Silver as an investment

Credit Suisse “Climbs The Wall Of Worry”, Raises S&P Target To 2,500 From 2,350

zerohedge.com / by Tyler Durden / Mar 20, 2017

Following bearish reports from Goldman (which tactically downgraded stocks to Neutral for the next three months just hours before the Fed rate hike), RBC and JPM’s head quant Marko Kolanovic over the past week, overnight Credit Suisse decided to take the other side of the trade and hiked its year end forecasts for the S&P500, and pretty much every other risk asset, noting that it is happy to “climb the wall of worry”, and prefers equities to bonds. The reason for the Swiss bank’s optimism, as strategist Andrew Garthwaite explains, is that “following the reaching of our mid-year S&P 500 target, we raise both our mid-year and year-end S&P targets to 2,400 and 2,500, respectively (from 2,350 and 2,300).” He adds that “our clear-cut view is that investors should be overweight equities versus bonds and credit. We now see less chance of a second-half correction in equities and thus raise our mid-year and year-end targets to 2,400 and 2,500, from 2,350 and 2,300, respectively. We stick to our mid-year targets of 3,500 on Euro Stoxx 50 and 20,500 on Nikkei 225.”
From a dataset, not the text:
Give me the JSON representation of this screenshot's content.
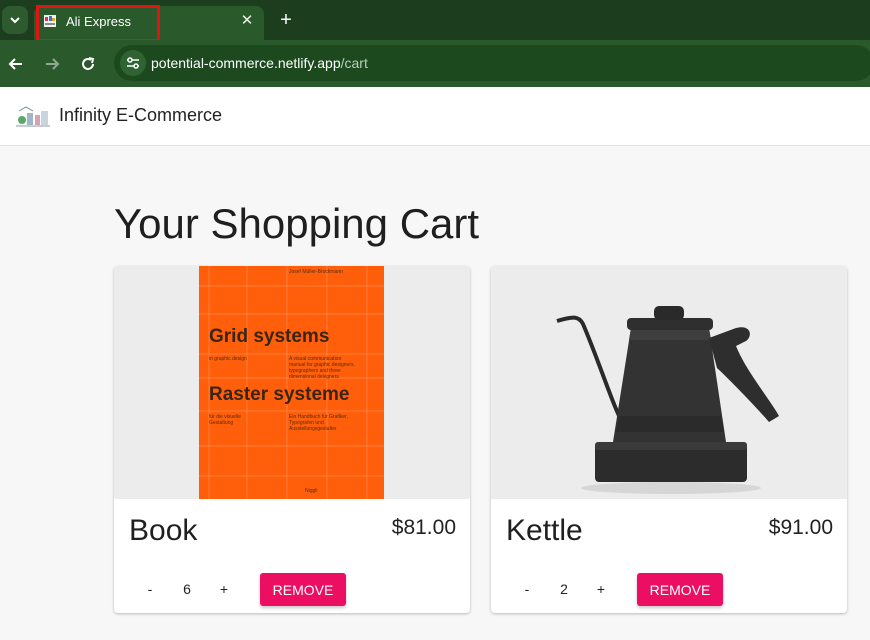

In terms of near-terms moves, CS – unlike Goldman – sees “a clear-cut risk that we get an overshoot to the upside in equities that then reverses later on; more realistically, this reversal is likely to be a very late-2017 or 2018 event.”

Some more details behind the bank’s revised targets:
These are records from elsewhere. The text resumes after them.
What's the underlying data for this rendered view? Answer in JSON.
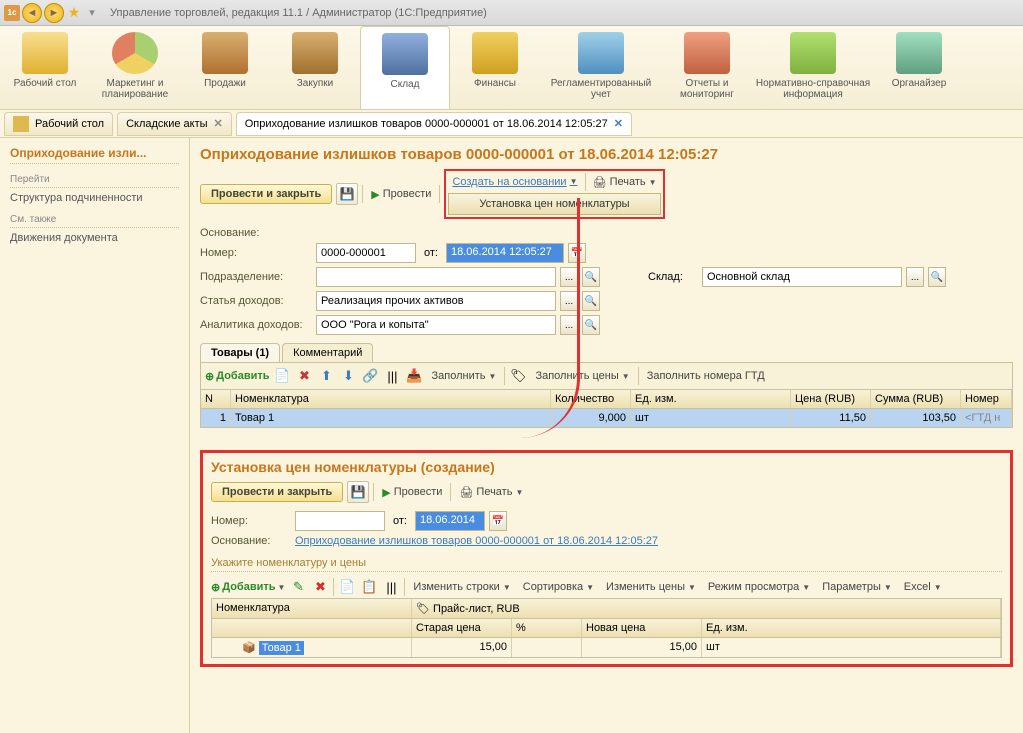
{
  "window": {
    "title": "Управление торговлей, редакция 11.1 / Администратор  (1С:Предприятие)"
  },
  "mainToolbar": [
    {
      "label": "Рабочий стол",
      "color": "#f0c850"
    },
    {
      "label": "Маркетинг и планирование",
      "color": "#a8d070"
    },
    {
      "label": "Продажи",
      "color": "#d09050"
    },
    {
      "label": "Закупки",
      "color": "#c8a060"
    },
    {
      "label": "Склад",
      "color": "#6090d0",
      "active": true
    },
    {
      "label": "Финансы",
      "color": "#e0c040"
    },
    {
      "label": "Регламентированный учет",
      "color": "#70b0d0"
    },
    {
      "label": "Отчеты и мониторинг",
      "color": "#d07050"
    },
    {
      "label": "Нормативно-справочная информация",
      "color": "#90c050"
    },
    {
      "label": "Органайзер",
      "color": "#80c090"
    }
  ],
  "tabs": [
    {
      "label": "Рабочий стол"
    },
    {
      "label": "Складские акты",
      "close": true
    },
    {
      "label": "Оприходование излишков товаров 0000-000001 от 18.06.2014 12:05:27",
      "close": true,
      "active": true
    }
  ],
  "sidebar": {
    "title": "Оприходование изли...",
    "sect1": "Перейти",
    "link1": "Структура подчиненности",
    "sect2": "См. также",
    "link2": "Движения документа"
  },
  "page": {
    "title": "Оприходование излишков товаров 0000-000001 от 18.06.2014 12:05:27",
    "btn_process_close": "Провести и закрыть",
    "btn_process": "Провести",
    "btn_create_based": "Создать на основании",
    "btn_print": "Печать",
    "menu_set_prices": "Установка цен номенклатуры",
    "lbl_basis": "Основание:",
    "lbl_number": "Номер:",
    "val_number": "0000-000001",
    "lbl_from": "от:",
    "val_date": "18.06.2014 12:05:27",
    "lbl_subdiv": "Подразделение:",
    "lbl_warehouse": "Склад:",
    "val_warehouse": "Основной склад",
    "lbl_income_item": "Статья доходов:",
    "val_income_item": "Реализация прочих активов",
    "lbl_analytics": "Аналитика доходов:",
    "val_analytics": "ООО \"Рога и копыта\"",
    "tab_goods": "Товары (1)",
    "tab_comment": "Комментарий",
    "btn_add": "Добавить",
    "btn_fill": "Заполнить",
    "btn_fill_prices": "Заполнить цены",
    "btn_fill_gtd": "Заполнить номера ГТД",
    "grid_cols": {
      "n": "N",
      "nomen": "Номенклатура",
      "qty": "Количество",
      "unit": "Ед. изм.",
      "price": "Цена (RUB)",
      "sum": "Сумма (RUB)",
      "gtd": "Номер"
    },
    "grid_row": {
      "n": "1",
      "nomen": "Товар 1",
      "qty": "9,000",
      "unit": "шт",
      "price": "11,50",
      "sum": "103,50",
      "gtd": "<ГТД н"
    }
  },
  "panel2": {
    "title": "Установка цен номенклатуры (создание)",
    "btn_process_close": "Провести и закрыть",
    "btn_process": "Провести",
    "btn_print": "Печать",
    "lbl_number": "Номер:",
    "lbl_from": "от:",
    "val_date": "18.06.2014",
    "lbl_basis": "Основание:",
    "val_basis": "Оприходование излишков товаров 0000-000001 от 18.06.2014 12:05:27",
    "section": "Укажите номенклатуру и цены",
    "btn_add": "Добавить",
    "btn_change_rows": "Изменить строки",
    "btn_sort": "Сортировка",
    "btn_change_prices": "Изменить цены",
    "btn_view_mode": "Режим просмотра",
    "btn_params": "Параметры",
    "btn_excel": "Excel",
    "col_nomen": "Номенклатура",
    "col_price_list": "Прайс-лист, RUB",
    "col_old": "Старая цена",
    "col_pct": "%",
    "col_new": "Новая цена",
    "col_unit": "Ед. изм.",
    "row": {
      "nomen": "Товар 1",
      "old": "15,00",
      "pct": "",
      "new": "15,00",
      "unit": "шт"
    }
  }
}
“We leave our mid-year targets on the Euro Stoxx 50 and the Nikkei 225 in place at 3,500 and 20,500, respectively, but on the back of the change to our S&P 500 target, we also increase our year-end targets for the Euro Stoxx 50, the FTSE 100 and Nikkei 225 up to 3,700, 7,500 and 21,000, respectively (from 3,450, 7,000 and 19,800). We also revise our FTSE 100 mid-year target to 7,400 from 7,100.”

READ MORE

The post Credit Suisse “Climbs The Wall Of Worry”, Raises S&P Target To 2,500 From 2,350 appeared first on Silver For The People.